Jalapeno Pale Ale Skillet Cornbread
I’m not a fan of the jalapeno. I just do not like spicy or bitter and they taste like both to me. I am, however, a fan of this Jalapeno Pale Ale from Birdsong Brewing. And, really – who doesn’t love some skillet cornbread?
Cornbread is definitely not something we have on the regular around here, but when we do it’s a welcome favorite splurge. I make it as a side to everything from a Low Country Boil (similar to a Clam Bake if you’re from the northeast) to a big ole pot of pinto beans simmered all day with some leftover ribs or a big slab of bacon.
You can understand why this is not an everyday regular dish around here or we’d be living in expando-pants.
P.S. I grew those jalapenos in my garden – yay me!
- 1 1/2 cups yellow cornmeal
- 1/2 cup flour
- 1 tablespoon baking powder
- 1 tablespoon baking soda
- 3 tablespoons shortening
- 1/2 cup buttermilk
- 1 egg
- 3 tablespoons honey
- 1 cup beer
- Preheat oven to 425
- Whisk together cornmeal, flour, baking powder, and baking soda
- In a separate bowl or measuring cup, mix together buttermilk, egg, and honey
- Add the buttermilk mixture to the dry ingredients
- Stir in the beer
- Add shortening to a cast iron skillet and transfer skillet to hot oven for 1 -2 minutes
- Remove skillet from oven - shortening should be melted
- Add batter to skillet - it will sizzle
- Return the skillet with the batter to the oven and bake 20 - 25 minutes or until golden brown - careful not to burn the bottom
- I used a Jalapeno Pale Ale from Birdsong Brewing here in Charlotte. The flavor of the pepper is in there, but it’s mild and the beer is not spicy. I haven’t tried this recipe with any of the other (hot) pepper beers I’ve seen, but if you use one that’s spicy, it’s likely to change the flavor profile of the cornbread.
- If you want a bit more jalapeno, spice, or texture in the cornbread, you can dice a couple of fresh jalapeno (serrano, habanero, ghost chili) peppers and mix into the batter before pouring it into the skillet.

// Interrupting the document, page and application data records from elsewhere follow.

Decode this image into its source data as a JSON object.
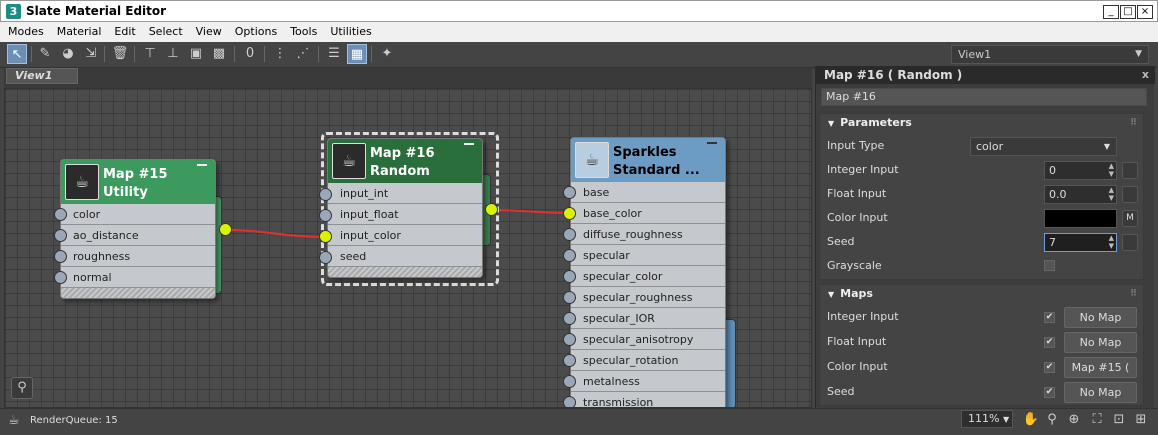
{
  "window": {
    "title": "Slate Material Editor",
    "app_icon": "3",
    "minimize": "_",
    "maximize": "□",
    "close": "×"
  },
  "menu": [
    "Modes",
    "Material",
    "Edit",
    "Select",
    "View",
    "Options",
    "Tools",
    "Utilities"
  ],
  "toolbar": {
    "view_select": "View1",
    "icons": [
      "select-arrow-icon",
      "eyedropper-icon",
      "pick-material-icon",
      "assign-material-icon",
      "delete-icon",
      "move-children-icon",
      "hide-unused-icon",
      "show-background-icon",
      "show-map-icon",
      "material-id-icon",
      "layout-all-icon",
      "layout-children-icon",
      "select-by-material-icon",
      "parameter-editor-icon",
      "node-display-icon"
    ]
  },
  "view": {
    "tab": "View1"
  },
  "nodes": {
    "utility": {
      "title_line1": "Map #15",
      "title_line2": "Utility",
      "slots": [
        "color",
        "ao_distance",
        "roughness",
        "normal"
      ]
    },
    "random": {
      "title_line1": "Map #16",
      "title_line2": "Random",
      "slots": [
        "input_int",
        "input_float",
        "input_color",
        "seed"
      ]
    },
    "sparkles": {
      "title_line1": "Sparkles",
      "title_line2": "Standard ...",
      "slots": [
        "base",
        "base_color",
        "diffuse_roughness",
        "specular",
        "specular_color",
        "specular_roughness",
        "specular_IOR",
        "specular_anisotropy",
        "specular_rotation",
        "metalness",
        "transmission"
      ]
    }
  },
  "status": {
    "render_queue": "RenderQueue: 15",
    "zoom": "111%"
  },
  "panel": {
    "header": "Map #16  ( Random )",
    "close": "x",
    "name_field": "Map #16",
    "parameters": {
      "title": "Parameters",
      "input_type_label": "Input Type",
      "input_type_value": "color",
      "integer_input_label": "Integer Input",
      "integer_input_value": "0",
      "float_input_label": "Float Input",
      "float_input_value": "0.0",
      "color_input_label": "Color Input",
      "color_input_value": "#000000",
      "color_map_button": "M",
      "seed_label": "Seed",
      "seed_value": "7",
      "grayscale_label": "Grayscale"
    },
    "maps": {
      "title": "Maps",
      "rows": [
        {
          "label": "Integer Input",
          "checked": "✔",
          "button": "No Map"
        },
        {
          "label": "Float Input",
          "checked": "✔",
          "button": "No Map"
        },
        {
          "label": "Color Input",
          "checked": "✔",
          "button": "Map #15  ("
        },
        {
          "label": "Seed",
          "checked": "✔",
          "button": "No Map"
        }
      ]
    }
  },
  "colors": {
    "utility_header": "#3d9a5e",
    "random_header": "#2a6e3c",
    "sparkles_header": "#6c9bc4",
    "wire": "#e0312f",
    "hot_pin": "#d8f200"
  }
}
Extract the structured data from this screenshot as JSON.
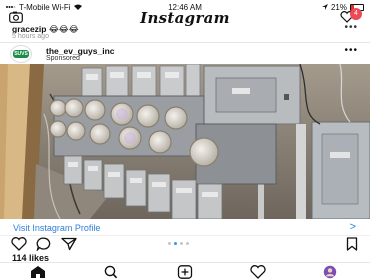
{
  "status_bar": {
    "carrier": "T-Mobile Wi-Fi",
    "time": "12:46 AM",
    "battery_percent": "21%",
    "battery_level": 0.21
  },
  "header": {
    "logo": "Instagram",
    "notification_count": "4"
  },
  "previous_post": {
    "username": "gracezip",
    "emoji": "😂😂😂",
    "time_ago": "5 hours ago"
  },
  "post": {
    "avatar_text": "SUVS",
    "username": "the_ev_guys_inc",
    "label": "Sponsored",
    "cta": "Visit Instagram Profile",
    "cta_arrow": ">",
    "likes": "114 likes",
    "carousel_pages": 4,
    "carousel_active": 1
  },
  "colors": {
    "accent": "#2f80d8",
    "badge": "#ed4956",
    "carousel_active": "#3897f0"
  },
  "icons": [
    "camera-icon",
    "heart-icon",
    "ellipsis-icon",
    "comment-icon",
    "share-icon",
    "save-icon",
    "home-icon",
    "search-icon",
    "add-icon",
    "profile-icon"
  ]
}
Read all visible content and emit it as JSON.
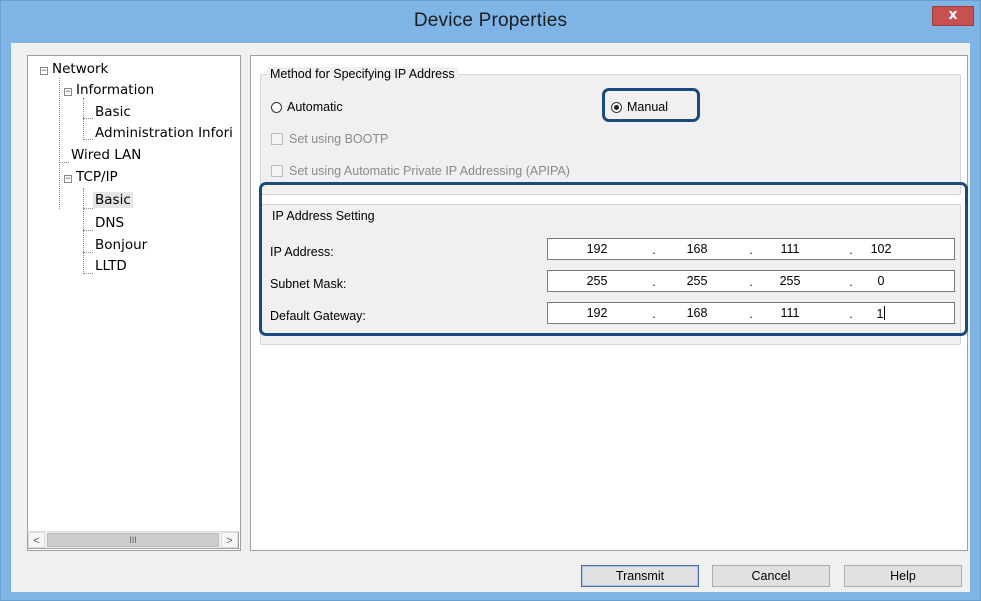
{
  "window": {
    "title": "Device Properties",
    "close_label": "x"
  },
  "tree": {
    "items": [
      {
        "label": "Network",
        "level": 0,
        "expander": "−"
      },
      {
        "label": "Information",
        "level": 1,
        "expander": "−"
      },
      {
        "label": "Basic",
        "level": 2
      },
      {
        "label": "Administration Infori",
        "level": 2
      },
      {
        "label": "Wired LAN",
        "level": 1
      },
      {
        "label": "TCP/IP",
        "level": 1,
        "expander": "−"
      },
      {
        "label": "Basic",
        "level": 2,
        "selected": true
      },
      {
        "label": "DNS",
        "level": 2
      },
      {
        "label": "Bonjour",
        "level": 2
      },
      {
        "label": "LLTD",
        "level": 2
      }
    ],
    "scroll_left": "<",
    "scroll_thumb": "III",
    "scroll_right": ">"
  },
  "method": {
    "title": "Method for Specifying IP Address",
    "automatic_label": "Automatic",
    "manual_label": "Manual",
    "selected": "manual",
    "bootp_label": "Set using BOOTP",
    "apipa_label": "Set using Automatic Private IP Addressing (APIPA)"
  },
  "ip_setting": {
    "title": "IP Address Setting",
    "fields": [
      {
        "label": "IP Address:",
        "octets": [
          "192",
          "168",
          "111",
          "102"
        ]
      },
      {
        "label": "Subnet Mask:",
        "octets": [
          "255",
          "255",
          "255",
          "0"
        ]
      },
      {
        "label": "Default Gateway:",
        "octets": [
          "192",
          "168",
          "111",
          "1"
        ]
      }
    ],
    "separator": "."
  },
  "buttons": {
    "transmit": "Transmit",
    "cancel": "Cancel",
    "help": "Help"
  },
  "colors": {
    "titlebar": "#7fb4e6",
    "highlight": "#1b4b7e",
    "close": "#c75050"
  }
}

- I don’t normally promote the use of shortening (Crisco, etc.), but I personally think it’s absolutely necessary here to get those crispy edges.